While we do not know much about the device, if the rumors it will sell for between $400 and $500. If confirmed, I think Apple will strike out with this device.
For Apple to penetrate the lower segments of the smartphone space, it has to go after the $200-to-$300 market. That's where all the Chinese smartphone action is. Unless Apple can find a way to make a device this cheap, I think it will not be able to sell to the low-end of the market and maintain its market share.
It's important to note, besides maintaining its market share, selling more iPhones is important to Apple because it will further expand its ecosystem.
Personally I think one of the reasons Apple has been selling more Macs over the past several years - besides that they are great machines - is because of the iPhone. Basically, people who use an iPhone are so thrilled with it, they decide to buy a Mac also, and then get hooked on the Apple ecosystem altogether.
In a recent development, Apple might hit two birds with one stone. That is, put more iPhones in the hands of users, and increase its market at the same time.
In a recent post from the Times of India, Apple has sought permission from the Indian government to import and sell iPhones directly. While there are many companies doing this on their own worldwide, this is the first time used iPhones will be sold directly from Apple.
Obviously this is related to Apple's iPhone trade-in program. Apple needs to offload all the used iPhones it will acquire from the program. At the same time however, it will put more devices in the hands of the Indian consumer, many of whom can't afford to buy a new device. If people don't have $700 to buy an iPhone, perhaps they will have $300 or even $200 to buy a used or older model device.
So while I do not think the iPhone SE will penetrate much of the lower-end smartphone market, selling second hand iPhones to India will. Let me explain how.
To begin with, Apple will sell more iPhones in the U.S. and other western markets if it expands its trade-in program. About 42% of the iPhones in circulation are iPhone 5S models or older dating back to pre 2013. If Apple can persuade these users to upgrade, that means more iPhone sales.

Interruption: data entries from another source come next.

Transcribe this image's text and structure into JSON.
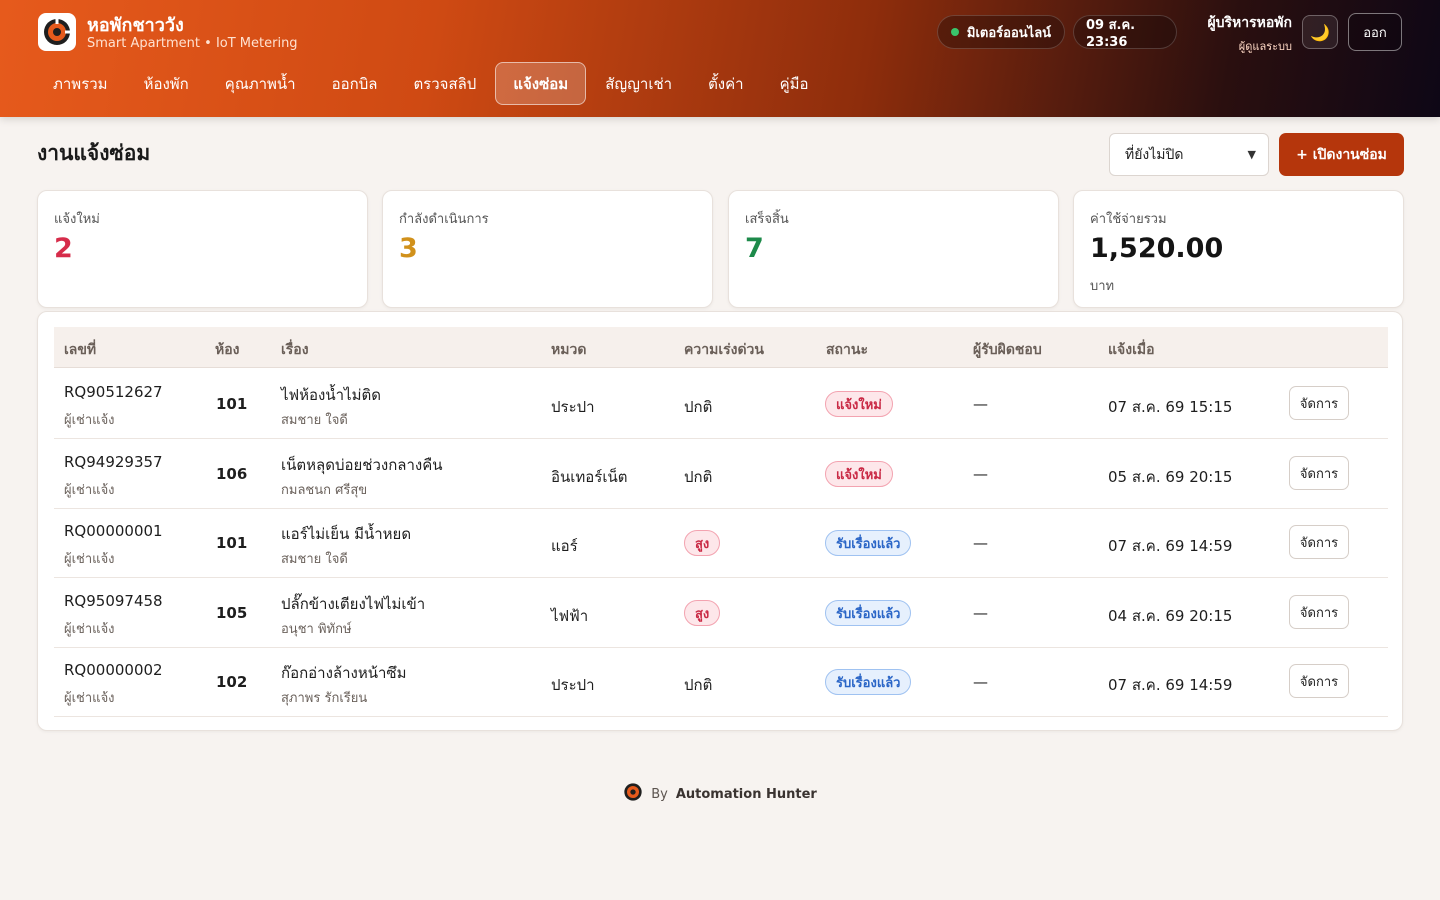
{
  "header": {
    "brand_title": "หอพักชาววัง",
    "brand_subtitle": "Smart Apartment • IoT Metering",
    "meter_status": "มิเตอร์ออนไลน์",
    "datetime": "09 ส.ค. 23:36",
    "user_name": "ผู้บริหารหอพัก",
    "user_role": "ผู้ดูแลระบบ",
    "theme_icon": "moon-icon",
    "logout_label": "ออก"
  },
  "nav": {
    "items": [
      {
        "label": "ภาพรวม"
      },
      {
        "label": "ห้องพัก"
      },
      {
        "label": "คุณภาพน้ำ"
      },
      {
        "label": "ออกบิล"
      },
      {
        "label": "ตรวจสลิป"
      },
      {
        "label": "แจ้งซ่อม"
      },
      {
        "label": "สัญญาเช่า"
      },
      {
        "label": "ตั้งค่า"
      },
      {
        "label": "คู่มือ"
      }
    ],
    "active_index": 5
  },
  "page": {
    "title": "งานแจ้งซ่อม",
    "filter_value": "ที่ยังไม่ปิด",
    "new_button_label": "+ เปิดงานซ่อม"
  },
  "stats": {
    "new": {
      "label": "แจ้งใหม่",
      "value": "2",
      "color": "#d62c4a"
    },
    "in_progress": {
      "label": "กำลังดำเนินการ",
      "value": "3",
      "color": "#d1911b"
    },
    "done": {
      "label": "เสร็จสิ้น",
      "value": "7",
      "color": "#1d8a4a"
    },
    "cost": {
      "label": "ค่าใช้จ่ายรวม",
      "value": "1,520.00",
      "unit": "บาท"
    }
  },
  "table": {
    "headers": {
      "id": "เลขที่",
      "room": "ห้อง",
      "subject": "เรื่อง",
      "category": "หมวด",
      "urgency": "ความเร่งด่วน",
      "status": "สถานะ",
      "assignee": "ผู้รับผิดชอบ",
      "reported_at": "แจ้งเมื่อ"
    },
    "manage_label": "จัดการ",
    "rows": [
      {
        "id": "RQ90512627",
        "source": "ผู้เช่าแจ้ง",
        "room": "101",
        "subject": "ไฟห้องน้ำไม่ติด",
        "tenant": "สมชาย ใจดี",
        "category": "ประปา",
        "urgency": "ปกติ",
        "status": "แจ้งใหม่",
        "assignee": "—",
        "reported_at": "07 ส.ค. 69 15:15"
      },
      {
        "id": "RQ94929357",
        "source": "ผู้เช่าแจ้ง",
        "room": "106",
        "subject": "เน็ตหลุดบ่อยช่วงกลางคืน",
        "tenant": "กมลชนก ศรีสุข",
        "category": "อินเทอร์เน็ต",
        "urgency": "ปกติ",
        "status": "แจ้งใหม่",
        "assignee": "—",
        "reported_at": "05 ส.ค. 69 20:15"
      },
      {
        "id": "RQ00000001",
        "source": "ผู้เช่าแจ้ง",
        "room": "101",
        "subject": "แอร์ไม่เย็น มีน้ำหยด",
        "tenant": "สมชาย ใจดี",
        "category": "แอร์",
        "urgency": "สูง",
        "status": "รับเรื่องแล้ว",
        "assignee": "—",
        "reported_at": "07 ส.ค. 69 14:59"
      },
      {
        "id": "RQ95097458",
        "source": "ผู้เช่าแจ้ง",
        "room": "105",
        "subject": "ปลั๊กข้างเตียงไฟไม่เข้า",
        "tenant": "อนุชา พิทักษ์",
        "category": "ไฟฟ้า",
        "urgency": "สูง",
        "status": "รับเรื่องแล้ว",
        "assignee": "—",
        "reported_at": "04 ส.ค. 69 20:15"
      },
      {
        "id": "RQ00000002",
        "source": "ผู้เช่าแจ้ง",
        "room": "102",
        "subject": "ก๊อกอ่างล้างหน้าซึม",
        "tenant": "สุภาพร รักเรียน",
        "category": "ประปา",
        "urgency": "ปกติ",
        "status": "รับเรื่องแล้ว",
        "assignee": "—",
        "reported_at": "07 ส.ค. 69 14:59"
      }
    ]
  },
  "footer": {
    "prefix": "By",
    "author": "Automation Hunter"
  },
  "colors": {
    "accent": "#b5360c",
    "header_start": "#e65a1c",
    "header_end": "#0e0716"
  }
}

However, that will not mean much for Apple's market share. Reason being, the actual number of iPhone users will not increase, these users will just have a newer iPhone. Unless that is, if Apple can persuade a very large number of Android users to upgrade as well. While this might happen, I am not betting on it.

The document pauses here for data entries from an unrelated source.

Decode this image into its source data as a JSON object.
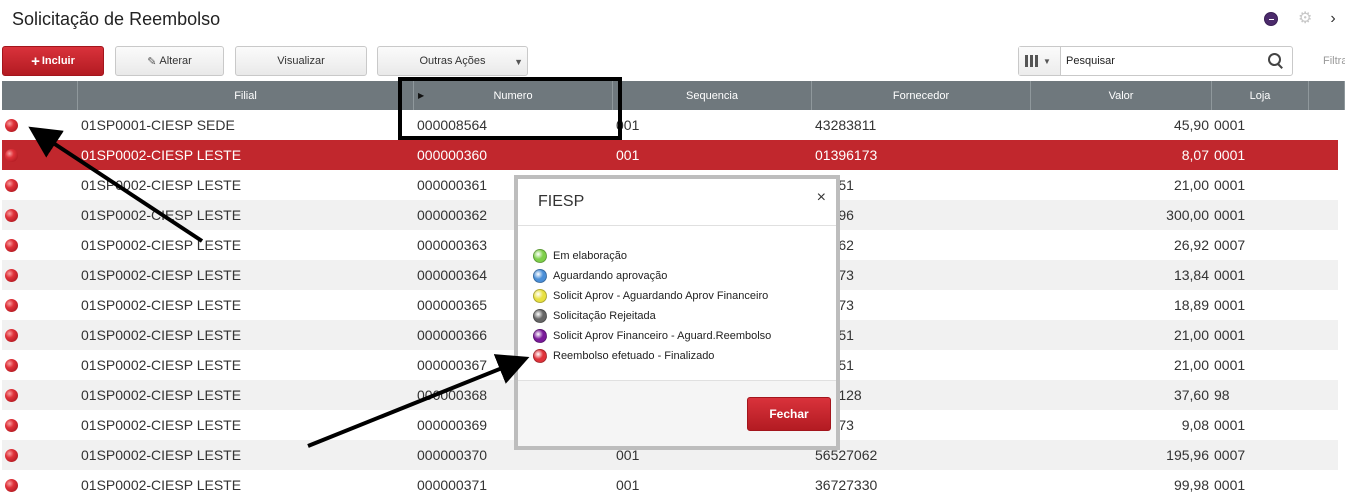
{
  "header": {
    "title": "Solicitação de Reembolso"
  },
  "toolbar": {
    "incluir": "Incluir",
    "alterar": "Alterar",
    "visualizar": "Visualizar",
    "outras_acoes": "Outras Ações",
    "search_value": "Pesquisar",
    "filtra_label": "Filtra"
  },
  "columns": [
    "",
    "Filial",
    "Numero",
    "Sequencia",
    "Fornecedor",
    "Valor",
    "Loja"
  ],
  "rows": [
    {
      "filial": "01SP0001-CIESP SEDE",
      "numero": "000008564",
      "sequencia": "001",
      "fornecedor": "43283811",
      "valor": "45,90",
      "loja": "0001"
    },
    {
      "filial": "01SP0002-CIESP LESTE",
      "numero": "000000360",
      "sequencia": "001",
      "fornecedor": "01396173",
      "valor": "8,07",
      "loja": "0001"
    },
    {
      "filial": "01SP0002-CIESP LESTE",
      "numero": "000000361",
      "sequencia": "",
      "fornecedor": "23251",
      "valor": "21,00",
      "loja": "0001"
    },
    {
      "filial": "01SP0002-CIESP LESTE",
      "numero": "000000362",
      "sequencia": "",
      "fornecedor": "37096",
      "valor": "300,00",
      "loja": "0001"
    },
    {
      "filial": "01SP0002-CIESP LESTE",
      "numero": "000000363",
      "sequencia": "",
      "fornecedor": "27062",
      "valor": "26,92",
      "loja": "0007"
    },
    {
      "filial": "01SP0002-CIESP LESTE",
      "numero": "000000364",
      "sequencia": "",
      "fornecedor": "96173",
      "valor": "13,84",
      "loja": "0001"
    },
    {
      "filial": "01SP0002-CIESP LESTE",
      "numero": "000000365",
      "sequencia": "",
      "fornecedor": "96173",
      "valor": "18,89",
      "loja": "0001"
    },
    {
      "filial": "01SP0002-CIESP LESTE",
      "numero": "000000366",
      "sequencia": "",
      "fornecedor": "23251",
      "valor": "21,00",
      "loja": "0001"
    },
    {
      "filial": "01SP0002-CIESP LESTE",
      "numero": "000000367",
      "sequencia": "",
      "fornecedor": "23251",
      "valor": "21,00",
      "loja": "0001"
    },
    {
      "filial": "01SP0002-CIESP LESTE",
      "numero": "000000368",
      "sequencia": "",
      "fornecedor": "353128",
      "valor": "37,60",
      "loja": "98"
    },
    {
      "filial": "01SP0002-CIESP LESTE",
      "numero": "000000369",
      "sequencia": "",
      "fornecedor": "96173",
      "valor": "9,08",
      "loja": "0001"
    },
    {
      "filial": "01SP0002-CIESP LESTE",
      "numero": "000000370",
      "sequencia": "001",
      "fornecedor": "56527062",
      "valor": "195,96",
      "loja": "0007"
    },
    {
      "filial": "01SP0002-CIESP LESTE",
      "numero": "000000371",
      "sequencia": "001",
      "fornecedor": "36727330",
      "valor": "99,98",
      "loja": "0001"
    }
  ],
  "modal": {
    "title": "FIESP",
    "close_glyph": "×",
    "legend": [
      {
        "label": "Em elaboração",
        "color": "#7ed04a"
      },
      {
        "label": "Aguardando aprovação",
        "color": "#4a8fd8"
      },
      {
        "label": "Solicit Aprov - Aguardando Aprov Financeiro",
        "color": "#e8e040"
      },
      {
        "label": "Solicitação Rejeitada",
        "color": "#666666"
      },
      {
        "label": "Solicit Aprov Financeiro - Aguard.Reembolso",
        "color": "#7a1a9a"
      },
      {
        "label": "Reembolso efetuado - Finalizado",
        "color": "#e0323a"
      }
    ],
    "fechar": "Fechar"
  },
  "colors": {
    "accent": "#c1272d",
    "header_bg": "#6f787d"
  }
}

However, by offloading second hand devices in India, Apple will essentially increase its market share without really selling may new iPhones.
Think of it, more people will have an iPhone, even if its an older model. Today many of these consumers simply buy a $200 Android device. If instead they get their hands on a used iPhone, they will count as people using iPhones.
This is important, not just because Apple will be able to offer a good deal for consumers to trade-in or upgrade their devices in the U.S. - and thus increase iPhone sales - but because over time, it will also expand Apple's ecosystem footprint in India and other places also.
Apple is having a hard time maintaining market share by virtue of the fact that it exclusively caters to the very high-end segment of the smartphone space.
Unless the iPhone SE is priced low enough, I do not think Apple will be able to crack the lower-end of the market, where the Chinese Android party is going on.
However, it might be able to gain market share and expand its ecosystem footprint with its trade-in program. While too early to tell, if successful, India might be the first of many markets where Apple officially sells used and older iPhones.
And if done on a large enough scale, it might increase iPhone production, Apple's global smartphone market share and Apple's ecosystem at the same time.
Disclosure: I/we have no positions in any stocks mentioned, and no plans to initiate any positions within the next 72 hours.
I wrote this article myself, and it expresses my own opinions. I am not receiving compensation for it (other than from Seeking Alpha). I have no business relationship with any company whose stock is mentioned in this article.